Hey there, time traveller! This article was published 8/10/2013 (1444 days ago), so information in it may no longer be current.
A Winnipeg man who fatally stabbed his older brother at a Thanksgiving family function in River Heights has been sentenced to four years in prison.
Justin Larche, 23, learned his fate today during an afternoon hearing in provincial court.
"It's surprising, troubling and purportedly out of character for (Larche) to have acted in such a violent manner," Judge Mary Kate Harvie said.
The Crown sought a prison term in the "upper" range of five to eight years.
Harvie rejected that recommendation, finding Larche's moral blameworthiness for the "senseless and tragic" death of his brother, Christopher, 25, didn't put him into that range of punishment.
An Oct. 8, 2012 holiday gathering at a home on Lindsay Street was peaceful until Christopher Larche began speaking rudely to his girlfriend and his younger brother tried to stop it, Harvie was previously told.
"The accused felt his brother was being aggressive in the way he was talking... he decided to step in," Crown attorney Carrie Ritchot said at a September sentencing hearing.
Both men had been drinking a fair amount of beer that night, court heard.
The brothers pushed and wrestled several times, prompting others to step in to break it up. Eventually, the dispute moved into the kitchen.
There, Christopher advanced towards Justin, prompting Justin to grab a steak knife off a dish rack and quickly stab him twice in the torso.
Realizing what he'd done, Justin helped his brother to the front lawn and tried to stop the bleeding as 911 was summoned.
Christopher died hours later in hospital, having suffered major wounds to his lung, liver and diaphragm that caused massive internal bleeding, Ritchot said.
Harvie found Justin Larche was sincerely remorseful, had no intention to kill and made a full emotional admission to police of what he did. "I deserve jail time for my brother's sake, so it brings justice in a way," Larche told a probation officer.
Defence lawyer Martin Minuk had requested a sentence of no more than 30 months with credit for time served in a bid to keep Larche in the provincial jail system instead of seeing him head off to federal prison.
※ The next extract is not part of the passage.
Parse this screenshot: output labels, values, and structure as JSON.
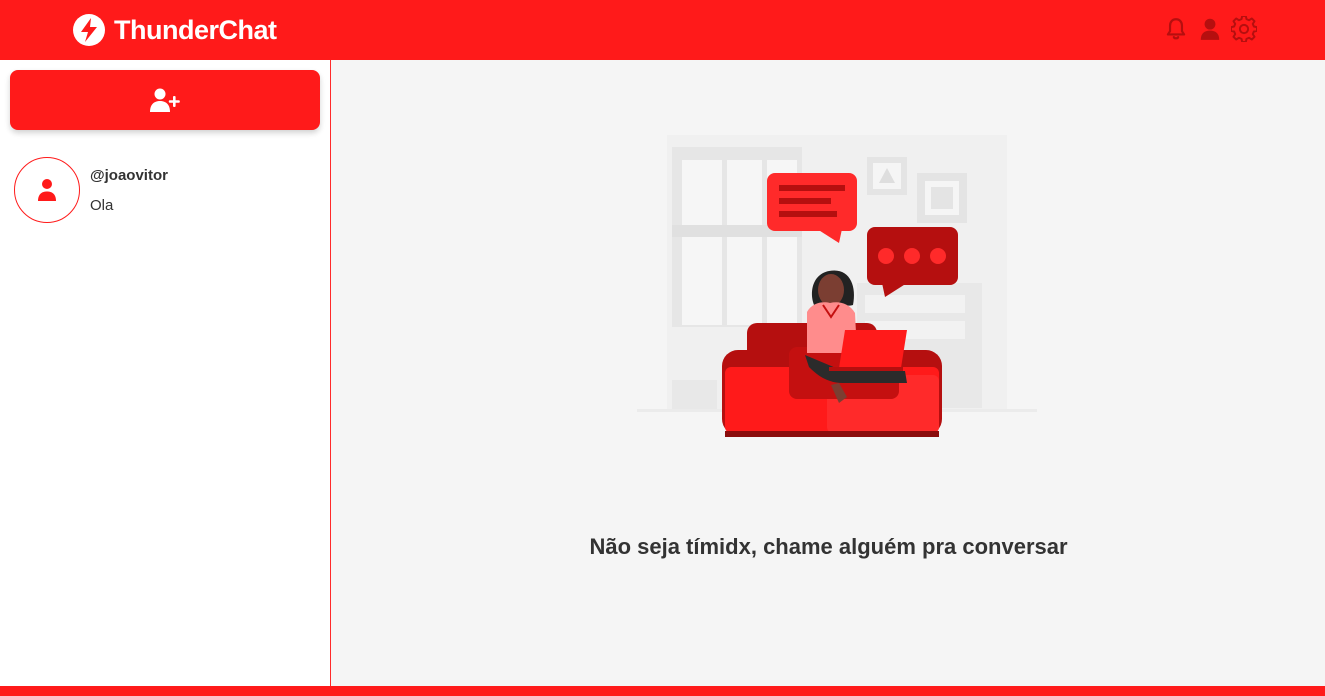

He had no prior record.
After Harvie credited Larche for a year of time spent on remand, he has three years left to serve.